    This is terrific! I make my own sauerkraut and consider it vital to good health. Well done, I wish you all success.

    Ohio doctors get new guidelines for prescribing certain painkillers
    I would gladly smoke pot to get off pain killers but its not legal.It would save the hassle of doctor visits for pill counts,pee tests,blood tests,driving to pi...

    Ohio unemployment cuts are nearing a Statehouse vote
    What about those that are laid off seasonally? My husband has been employed by the same company for 26 years and has been laid off (for the last 17) mid-Januar...

    Ban on microbeads is a big step in fighting plastic pollution
    What a bunch of liberal "so open minded their brains fell out" tree huggin yuppies. Professing to be wise they became fools.

    Who's on -- and left off -- Ohio's medical marijuana task force?
    Biggest joke everm these people are evil they know marijuana is harmless they rigged the polls last nov everypne kmows it

    Dayton 'Black Lives Matter' protesters to appear in court today
    Police to fast with the trigger finger and not the brain.A lot of police officers out here judge by color first instead of accessing the situation first. If a p...

    Copyright © 2019 WKSU Public Radio, All Rights Reserved.

    In Partnership With:

    NPR PRI Kent State University

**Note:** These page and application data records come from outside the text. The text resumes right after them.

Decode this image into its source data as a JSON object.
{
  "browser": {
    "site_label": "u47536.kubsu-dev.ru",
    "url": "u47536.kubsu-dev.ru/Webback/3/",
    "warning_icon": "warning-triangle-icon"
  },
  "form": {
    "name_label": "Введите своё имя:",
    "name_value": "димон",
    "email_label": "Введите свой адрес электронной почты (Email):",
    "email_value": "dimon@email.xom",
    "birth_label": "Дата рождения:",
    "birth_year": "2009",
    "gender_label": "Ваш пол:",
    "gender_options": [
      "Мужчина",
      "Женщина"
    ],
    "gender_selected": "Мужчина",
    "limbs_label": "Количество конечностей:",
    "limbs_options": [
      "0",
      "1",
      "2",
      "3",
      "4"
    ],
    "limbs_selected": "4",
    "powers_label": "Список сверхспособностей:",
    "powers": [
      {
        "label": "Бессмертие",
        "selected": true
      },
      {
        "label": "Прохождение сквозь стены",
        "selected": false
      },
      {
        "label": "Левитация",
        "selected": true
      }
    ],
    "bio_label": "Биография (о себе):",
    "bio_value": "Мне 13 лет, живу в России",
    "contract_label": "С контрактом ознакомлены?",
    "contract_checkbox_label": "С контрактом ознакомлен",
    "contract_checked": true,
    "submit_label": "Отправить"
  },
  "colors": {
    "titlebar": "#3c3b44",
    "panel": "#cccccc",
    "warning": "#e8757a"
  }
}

    listen in windows media format listen in realplayer format Car Talk Hosts: Tom & Ray Magliozzi Fresh Air Host: Terry Gross A Service of Kent State University 89.7 WKSU | NPR.Classical.Other smart stuff. NPR Senior Correspondent: Noah Adams Living on Earth Host: Steve Curwood 89.7 WKSU | NPR.Classical.Other smart stuff. A Service of Kent State University